This week's book giveaway is in the Other Open Source APIs forum. We're giving away four copies of Storm Applied and have Sean Allen, Peter Pathirana & Matthew Jankowski on-line! See this thread for details.
Well, I assume from your question that you don't know a lot about version control, so I'll give you a brief intro. To have effective version control, you'll have to have a version control system (like CVS, subversion, MS visual source safe, Mercurial, etc). Those systems/servers contain repositories for the files you need to have under version control. Every time you change a file on your system, you can commit it to the repository, and it saves the changes. You can go back to any previous version. You can have many branches, and integrate them later, and many other features. You do not have to store new versions in different locations. The version control system manages everything for you.

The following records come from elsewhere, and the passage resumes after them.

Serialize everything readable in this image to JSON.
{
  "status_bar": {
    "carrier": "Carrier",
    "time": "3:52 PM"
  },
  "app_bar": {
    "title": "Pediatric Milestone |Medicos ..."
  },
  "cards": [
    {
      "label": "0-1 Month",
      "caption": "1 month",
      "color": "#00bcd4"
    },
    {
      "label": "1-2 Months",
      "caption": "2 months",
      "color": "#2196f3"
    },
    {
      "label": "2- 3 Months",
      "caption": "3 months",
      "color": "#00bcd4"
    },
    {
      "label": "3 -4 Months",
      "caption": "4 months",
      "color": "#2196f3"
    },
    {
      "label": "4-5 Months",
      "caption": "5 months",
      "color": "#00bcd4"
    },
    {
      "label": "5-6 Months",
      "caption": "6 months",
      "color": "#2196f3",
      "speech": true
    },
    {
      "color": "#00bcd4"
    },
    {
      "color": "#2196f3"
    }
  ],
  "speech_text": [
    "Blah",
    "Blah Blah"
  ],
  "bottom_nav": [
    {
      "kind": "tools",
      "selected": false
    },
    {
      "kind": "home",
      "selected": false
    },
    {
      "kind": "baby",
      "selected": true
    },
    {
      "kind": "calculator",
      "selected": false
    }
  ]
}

Now, what does netbeans have to do with that? Well, netbeans comes with default support for CVS and subversion (and Mercurial in version 6.1). This means that you can put the whole project in one of those version control systems, and you can update from and commit to the repository from within netbeans itself. You can also view differences and history from netbeans, which is great. All you'll need to do is have your version control system installed and configured on the server you want, and you'll be connecting to it using netbeans.